At least 27 states made some kind of change to their pension laws affecting state public employees or teachers in 2011, according to the National Conference of State Legislatures.
States went into this year's legislative sessions at a time of mounting concern over unfunded liabilites in those plans and the year-to-year cost the plans heap on states. (Teachers' unions and some others have said those fears are overstated, and that many states have themselves to blame for the condition of their plans, because they skimped on payments in past years.)
There was a lot of buzz initially about the potential for state policymakers to try to make sweeping, structural changes to state pension plans. One such change would have been moving teachers and other public employees from defined benefit systems—the norm in the public sector—to defined contribution plans, such as 401(k) systems, in which workers' returns are more closely tied to the market.
But state policies went in a different directon. The biggest focus in 2011 was requiring public employees to chip in more to the costs of their pension plans, said Ron Snell, a senior fellow at NCSL. Sixteen states approved measures to require public employees to contribute more to their pensions, with 13 of those policies affecting teachers, Snell said. (Eleven states, by comparison, took that step in 2010.)
States have also increased the vesting period for new members, and increased age and service requirements for their programs, NCSL found.
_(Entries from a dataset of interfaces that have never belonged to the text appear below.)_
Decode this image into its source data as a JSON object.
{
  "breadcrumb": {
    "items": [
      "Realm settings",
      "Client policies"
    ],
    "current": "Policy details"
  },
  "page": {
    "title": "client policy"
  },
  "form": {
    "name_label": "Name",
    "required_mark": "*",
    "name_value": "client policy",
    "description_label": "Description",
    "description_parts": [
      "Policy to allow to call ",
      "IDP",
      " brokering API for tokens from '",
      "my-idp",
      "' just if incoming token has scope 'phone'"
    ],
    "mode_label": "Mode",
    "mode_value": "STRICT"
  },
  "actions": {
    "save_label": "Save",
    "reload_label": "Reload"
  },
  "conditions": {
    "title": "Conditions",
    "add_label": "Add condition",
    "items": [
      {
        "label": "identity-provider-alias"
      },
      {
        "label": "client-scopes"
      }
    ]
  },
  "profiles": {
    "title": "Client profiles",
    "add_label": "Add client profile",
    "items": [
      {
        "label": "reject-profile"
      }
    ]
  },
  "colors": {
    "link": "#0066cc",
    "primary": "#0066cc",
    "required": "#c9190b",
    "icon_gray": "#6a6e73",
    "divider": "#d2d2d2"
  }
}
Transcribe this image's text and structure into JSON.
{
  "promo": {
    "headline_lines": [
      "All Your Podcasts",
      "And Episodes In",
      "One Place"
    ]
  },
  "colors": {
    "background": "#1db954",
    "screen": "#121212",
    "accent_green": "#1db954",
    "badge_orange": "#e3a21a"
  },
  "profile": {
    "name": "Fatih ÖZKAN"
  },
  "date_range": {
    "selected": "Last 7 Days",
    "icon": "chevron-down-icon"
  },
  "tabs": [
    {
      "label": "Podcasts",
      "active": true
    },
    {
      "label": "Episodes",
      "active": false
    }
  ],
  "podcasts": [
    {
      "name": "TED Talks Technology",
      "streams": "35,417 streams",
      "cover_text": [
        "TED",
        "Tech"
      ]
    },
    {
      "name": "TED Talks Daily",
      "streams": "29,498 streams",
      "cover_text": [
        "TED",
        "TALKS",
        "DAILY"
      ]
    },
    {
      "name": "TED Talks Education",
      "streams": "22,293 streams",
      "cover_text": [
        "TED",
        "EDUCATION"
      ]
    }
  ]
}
Here's a recent presentation Snell made that outlines most of the changes.
Unions in a couple states, Florida and New Jersey, are challenging new state pension laws in court, arguing that the policies violate existing contracts, among other claims. The outcome of state lawsuits over pension benefits often hinges in large part on individual state constitutions, and so it's possible that the legal fights in New Jersey, Florida, and other states where lawsuits are ongoing could produce very different results, Snell said.
"We could very well see decisions that contradict each other," he said.